| WHAT IS NEEDED |
Only the number is wanted: how many lines of the data contain "name"?

| GIVEN DATA |
* * * * * * *

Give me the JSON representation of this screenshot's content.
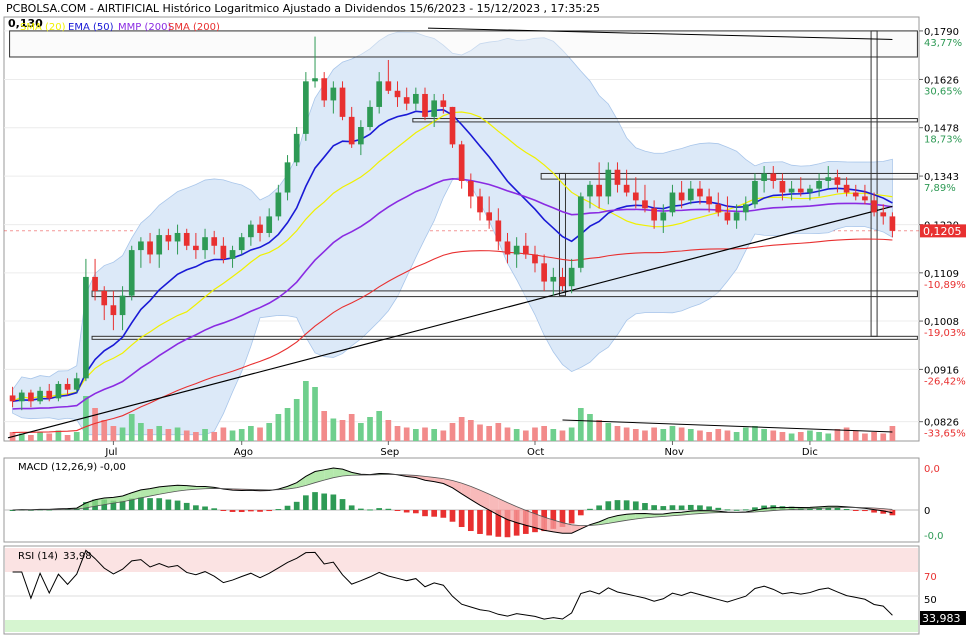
{
  "header": {
    "title": "PCBOLSA.COM - AIRTIFICIAL Histórico Logaritmico Ajustado a Dividendos 15/6/2023 - 15/12/2023 , 17:35:25",
    "price_marker": "0,130",
    "legend": [
      {
        "label": "SMA (20)",
        "color": "#f0f000"
      },
      {
        "label": "EMA (50)",
        "color": "#1a1ad6"
      },
      {
        "label": "MMP (200)",
        "color": "#8a2be2"
      },
      {
        "label": "SMA (200)",
        "color": "#e83030"
      }
    ]
  },
  "price_axis": {
    "ticks": [
      {
        "price": 0.179,
        "label": "0,1790",
        "pct": "43,77%"
      },
      {
        "price": 0.1626,
        "label": "0,1626",
        "pct": "30,65%"
      },
      {
        "price": 0.1478,
        "label": "0,1478",
        "pct": "18,73%"
      },
      {
        "price": 0.1343,
        "label": "0,1343",
        "pct": "7,89%"
      },
      {
        "price": 0.122,
        "label": "0,1220",
        "pct": ""
      },
      {
        "price": 0.1109,
        "label": "0,1109",
        "pct": "-10,89%"
      },
      {
        "price": 0.1008,
        "label": "0,1008",
        "pct": "-19,03%"
      },
      {
        "price": 0.0916,
        "label": "0,0916",
        "pct": "-26,42%"
      },
      {
        "price": 0.0826,
        "label": "0,0826",
        "pct": "-33,65%"
      }
    ],
    "current": {
      "price": 0.1205,
      "label": "0,1205"
    }
  },
  "months": [
    "Jul",
    "Ago",
    "Sep",
    "Oct",
    "Nov",
    "Dic"
  ],
  "macd": {
    "label": "MACD (12,26,9)",
    "value": "-0,00",
    "axis": [
      "0,0",
      "0",
      "-0,0"
    ]
  },
  "rsi": {
    "label": "RSI (14)",
    "value": "33,98",
    "current": "33,983",
    "axis": [
      "70",
      "50"
    ]
  },
  "colors": {
    "up": "#2e9a55",
    "down": "#e83030",
    "sma20": "#f0f000",
    "ema50": "#1a1ad6",
    "mmp200": "#8a2be2",
    "sma200": "#e83030",
    "band": "#dce9f8",
    "overbought": "#fbe3e3",
    "oversold": "#d6f5d0"
  },
  "chart_data": {
    "type": "candlestick",
    "title": "AIRTIFICIAL Histórico Logaritmico Ajustado a Dividendos 15/6/2023 - 15/12/2023",
    "y_scale": "log",
    "ylim": [
      0.0795,
      0.184
    ],
    "x_range": [
      "15/6/2023",
      "15/12/2023"
    ],
    "candles": [
      {
        "o": 0.087,
        "h": 0.0885,
        "l": 0.085,
        "c": 0.086
      },
      {
        "o": 0.086,
        "h": 0.088,
        "l": 0.0845,
        "c": 0.0875
      },
      {
        "o": 0.0875,
        "h": 0.088,
        "l": 0.085,
        "c": 0.086
      },
      {
        "o": 0.086,
        "h": 0.0885,
        "l": 0.0855,
        "c": 0.0878
      },
      {
        "o": 0.0878,
        "h": 0.089,
        "l": 0.086,
        "c": 0.0865
      },
      {
        "o": 0.0865,
        "h": 0.0895,
        "l": 0.086,
        "c": 0.089
      },
      {
        "o": 0.089,
        "h": 0.09,
        "l": 0.087,
        "c": 0.088
      },
      {
        "o": 0.088,
        "h": 0.091,
        "l": 0.0875,
        "c": 0.09
      },
      {
        "o": 0.09,
        "h": 0.114,
        "l": 0.0895,
        "c": 0.11
      },
      {
        "o": 0.11,
        "h": 0.114,
        "l": 0.105,
        "c": 0.107
      },
      {
        "o": 0.107,
        "h": 0.108,
        "l": 0.101,
        "c": 0.104
      },
      {
        "o": 0.104,
        "h": 0.107,
        "l": 0.099,
        "c": 0.102
      },
      {
        "o": 0.102,
        "h": 0.108,
        "l": 0.099,
        "c": 0.106
      },
      {
        "o": 0.106,
        "h": 0.117,
        "l": 0.105,
        "c": 0.116
      },
      {
        "o": 0.116,
        "h": 0.119,
        "l": 0.112,
        "c": 0.118
      },
      {
        "o": 0.118,
        "h": 0.12,
        "l": 0.113,
        "c": 0.115
      },
      {
        "o": 0.115,
        "h": 0.121,
        "l": 0.112,
        "c": 0.1195
      },
      {
        "o": 0.1195,
        "h": 0.121,
        "l": 0.116,
        "c": 0.118
      },
      {
        "o": 0.118,
        "h": 0.122,
        "l": 0.115,
        "c": 0.12
      },
      {
        "o": 0.12,
        "h": 0.121,
        "l": 0.116,
        "c": 0.117
      },
      {
        "o": 0.117,
        "h": 0.12,
        "l": 0.114,
        "c": 0.116
      },
      {
        "o": 0.116,
        "h": 0.121,
        "l": 0.114,
        "c": 0.119
      },
      {
        "o": 0.119,
        "h": 0.1205,
        "l": 0.115,
        "c": 0.117
      },
      {
        "o": 0.117,
        "h": 0.119,
        "l": 0.113,
        "c": 0.114
      },
      {
        "o": 0.114,
        "h": 0.117,
        "l": 0.112,
        "c": 0.116
      },
      {
        "o": 0.116,
        "h": 0.12,
        "l": 0.115,
        "c": 0.119
      },
      {
        "o": 0.119,
        "h": 0.123,
        "l": 0.117,
        "c": 0.122
      },
      {
        "o": 0.122,
        "h": 0.124,
        "l": 0.118,
        "c": 0.12
      },
      {
        "o": 0.12,
        "h": 0.126,
        "l": 0.119,
        "c": 0.124
      },
      {
        "o": 0.124,
        "h": 0.132,
        "l": 0.123,
        "c": 0.13
      },
      {
        "o": 0.13,
        "h": 0.14,
        "l": 0.128,
        "c": 0.138
      },
      {
        "o": 0.138,
        "h": 0.148,
        "l": 0.137,
        "c": 0.146
      },
      {
        "o": 0.146,
        "h": 0.165,
        "l": 0.144,
        "c": 0.162
      },
      {
        "o": 0.162,
        "h": 0.177,
        "l": 0.16,
        "c": 0.163
      },
      {
        "o": 0.163,
        "h": 0.165,
        "l": 0.154,
        "c": 0.156
      },
      {
        "o": 0.156,
        "h": 0.162,
        "l": 0.152,
        "c": 0.16
      },
      {
        "o": 0.16,
        "h": 0.162,
        "l": 0.15,
        "c": 0.151
      },
      {
        "o": 0.151,
        "h": 0.154,
        "l": 0.142,
        "c": 0.143
      },
      {
        "o": 0.143,
        "h": 0.15,
        "l": 0.14,
        "c": 0.148
      },
      {
        "o": 0.148,
        "h": 0.156,
        "l": 0.147,
        "c": 0.154
      },
      {
        "o": 0.154,
        "h": 0.165,
        "l": 0.152,
        "c": 0.162
      },
      {
        "o": 0.162,
        "h": 0.169,
        "l": 0.158,
        "c": 0.159
      },
      {
        "o": 0.159,
        "h": 0.162,
        "l": 0.154,
        "c": 0.157
      },
      {
        "o": 0.157,
        "h": 0.16,
        "l": 0.153,
        "c": 0.155
      },
      {
        "o": 0.155,
        "h": 0.16,
        "l": 0.153,
        "c": 0.158
      },
      {
        "o": 0.158,
        "h": 0.16,
        "l": 0.15,
        "c": 0.151
      },
      {
        "o": 0.151,
        "h": 0.158,
        "l": 0.148,
        "c": 0.156
      },
      {
        "o": 0.156,
        "h": 0.158,
        "l": 0.152,
        "c": 0.154
      },
      {
        "o": 0.154,
        "h": 0.152,
        "l": 0.142,
        "c": 0.143
      },
      {
        "o": 0.143,
        "h": 0.144,
        "l": 0.131,
        "c": 0.133
      },
      {
        "o": 0.133,
        "h": 0.135,
        "l": 0.126,
        "c": 0.129
      },
      {
        "o": 0.129,
        "h": 0.131,
        "l": 0.123,
        "c": 0.125
      },
      {
        "o": 0.125,
        "h": 0.129,
        "l": 0.121,
        "c": 0.123
      },
      {
        "o": 0.123,
        "h": 0.126,
        "l": 0.116,
        "c": 0.118
      },
      {
        "o": 0.118,
        "h": 0.12,
        "l": 0.113,
        "c": 0.115
      },
      {
        "o": 0.115,
        "h": 0.119,
        "l": 0.112,
        "c": 0.117
      },
      {
        "o": 0.117,
        "h": 0.12,
        "l": 0.114,
        "c": 0.115
      },
      {
        "o": 0.115,
        "h": 0.117,
        "l": 0.111,
        "c": 0.113
      },
      {
        "o": 0.113,
        "h": 0.115,
        "l": 0.107,
        "c": 0.109
      },
      {
        "o": 0.109,
        "h": 0.112,
        "l": 0.106,
        "c": 0.11
      },
      {
        "o": 0.11,
        "h": 0.112,
        "l": 0.107,
        "c": 0.108
      },
      {
        "o": 0.108,
        "h": 0.114,
        "l": 0.1065,
        "c": 0.112
      },
      {
        "o": 0.112,
        "h": 0.13,
        "l": 0.111,
        "c": 0.129
      },
      {
        "o": 0.129,
        "h": 0.133,
        "l": 0.126,
        "c": 0.132
      },
      {
        "o": 0.132,
        "h": 0.138,
        "l": 0.126,
        "c": 0.129
      },
      {
        "o": 0.129,
        "h": 0.138,
        "l": 0.127,
        "c": 0.136
      },
      {
        "o": 0.136,
        "h": 0.138,
        "l": 0.13,
        "c": 0.132
      },
      {
        "o": 0.132,
        "h": 0.136,
        "l": 0.129,
        "c": 0.13
      },
      {
        "o": 0.13,
        "h": 0.134,
        "l": 0.126,
        "c": 0.128
      },
      {
        "o": 0.128,
        "h": 0.132,
        "l": 0.125,
        "c": 0.126
      },
      {
        "o": 0.126,
        "h": 0.128,
        "l": 0.121,
        "c": 0.123
      },
      {
        "o": 0.123,
        "h": 0.127,
        "l": 0.12,
        "c": 0.125
      },
      {
        "o": 0.125,
        "h": 0.132,
        "l": 0.124,
        "c": 0.13
      },
      {
        "o": 0.13,
        "h": 0.133,
        "l": 0.126,
        "c": 0.128
      },
      {
        "o": 0.128,
        "h": 0.133,
        "l": 0.127,
        "c": 0.131
      },
      {
        "o": 0.131,
        "h": 0.133,
        "l": 0.127,
        "c": 0.129
      },
      {
        "o": 0.129,
        "h": 0.131,
        "l": 0.125,
        "c": 0.127
      },
      {
        "o": 0.127,
        "h": 0.13,
        "l": 0.124,
        "c": 0.125
      },
      {
        "o": 0.125,
        "h": 0.129,
        "l": 0.122,
        "c": 0.123
      },
      {
        "o": 0.123,
        "h": 0.127,
        "l": 0.121,
        "c": 0.125
      },
      {
        "o": 0.125,
        "h": 0.129,
        "l": 0.123,
        "c": 0.127
      },
      {
        "o": 0.127,
        "h": 0.135,
        "l": 0.126,
        "c": 0.133
      },
      {
        "o": 0.133,
        "h": 0.137,
        "l": 0.13,
        "c": 0.135
      },
      {
        "o": 0.135,
        "h": 0.137,
        "l": 0.131,
        "c": 0.133
      },
      {
        "o": 0.133,
        "h": 0.135,
        "l": 0.128,
        "c": 0.13
      },
      {
        "o": 0.13,
        "h": 0.133,
        "l": 0.128,
        "c": 0.131
      },
      {
        "o": 0.131,
        "h": 0.134,
        "l": 0.129,
        "c": 0.13
      },
      {
        "o": 0.13,
        "h": 0.132,
        "l": 0.128,
        "c": 0.131
      },
      {
        "o": 0.131,
        "h": 0.135,
        "l": 0.129,
        "c": 0.133
      },
      {
        "o": 0.133,
        "h": 0.137,
        "l": 0.131,
        "c": 0.134
      },
      {
        "o": 0.134,
        "h": 0.136,
        "l": 0.13,
        "c": 0.132
      },
      {
        "o": 0.132,
        "h": 0.134,
        "l": 0.129,
        "c": 0.13
      },
      {
        "o": 0.13,
        "h": 0.132,
        "l": 0.128,
        "c": 0.129
      },
      {
        "o": 0.129,
        "h": 0.132,
        "l": 0.127,
        "c": 0.128
      },
      {
        "o": 0.128,
        "h": 0.13,
        "l": 0.124,
        "c": 0.125
      },
      {
        "o": 0.125,
        "h": 0.127,
        "l": 0.122,
        "c": 0.124
      },
      {
        "o": 0.124,
        "h": 0.125,
        "l": 0.119,
        "c": 0.1205
      }
    ],
    "volume": [
      6,
      5,
      4,
      6,
      5,
      7,
      4,
      6,
      30,
      22,
      14,
      10,
      9,
      18,
      12,
      8,
      10,
      8,
      9,
      7,
      6,
      8,
      6,
      9,
      7,
      8,
      10,
      9,
      12,
      18,
      22,
      28,
      40,
      36,
      20,
      15,
      14,
      18,
      12,
      16,
      20,
      14,
      10,
      9,
      8,
      9,
      8,
      7,
      12,
      16,
      14,
      11,
      10,
      12,
      9,
      8,
      7,
      9,
      10,
      8,
      7,
      9,
      22,
      18,
      14,
      12,
      10,
      9,
      8,
      7,
      9,
      8,
      10,
      9,
      8,
      7,
      6,
      8,
      7,
      6,
      9,
      10,
      8,
      7,
      6,
      5,
      6,
      7,
      6,
      5,
      8,
      9,
      7,
      5,
      6,
      5,
      10
    ],
    "indicators": [
      {
        "name": "SMA (20)"
      },
      {
        "name": "EMA (50)"
      },
      {
        "name": "MMP (200)"
      },
      {
        "name": "SMA (200)"
      },
      {
        "name": "MACD (12,26,9)"
      },
      {
        "name": "RSI (14)",
        "last": 33.98
      }
    ],
    "rsi_levels": [
      70,
      50
    ]
  }
}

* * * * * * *

| OUTPUT OF THE TASK |
6